--- Recorded data ---

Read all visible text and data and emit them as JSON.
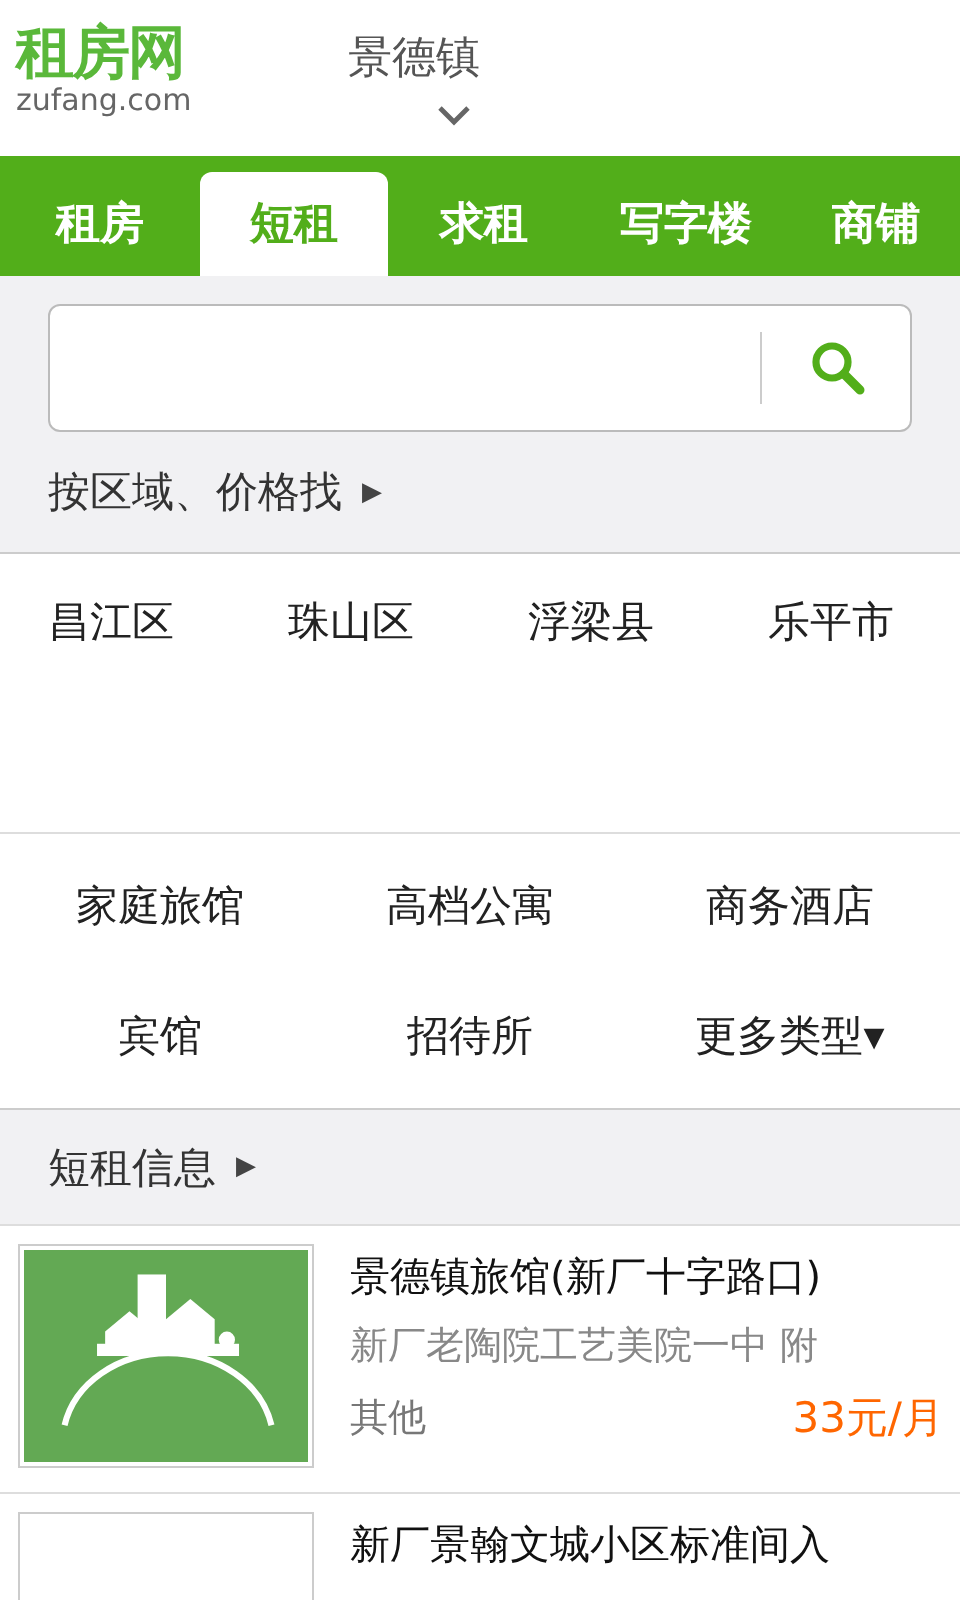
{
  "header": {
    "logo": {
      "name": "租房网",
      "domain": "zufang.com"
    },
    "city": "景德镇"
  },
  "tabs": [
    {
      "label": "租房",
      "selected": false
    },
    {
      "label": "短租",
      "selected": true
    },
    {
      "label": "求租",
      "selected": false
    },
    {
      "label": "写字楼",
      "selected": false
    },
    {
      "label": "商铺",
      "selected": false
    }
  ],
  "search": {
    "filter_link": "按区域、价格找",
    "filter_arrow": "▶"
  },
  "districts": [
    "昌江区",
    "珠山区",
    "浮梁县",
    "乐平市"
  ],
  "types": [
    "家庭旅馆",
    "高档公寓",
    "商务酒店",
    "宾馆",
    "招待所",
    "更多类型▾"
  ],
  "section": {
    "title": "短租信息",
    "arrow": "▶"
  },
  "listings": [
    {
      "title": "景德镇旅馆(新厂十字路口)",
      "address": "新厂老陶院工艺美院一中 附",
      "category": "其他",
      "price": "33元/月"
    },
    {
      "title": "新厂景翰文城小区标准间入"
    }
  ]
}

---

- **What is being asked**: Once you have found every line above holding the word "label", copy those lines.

- **Answer to this problem**:
      "label": "租房",
      "label": "短租",
      "label": "求租",
      "label": "写字楼",
      "label": "商铺",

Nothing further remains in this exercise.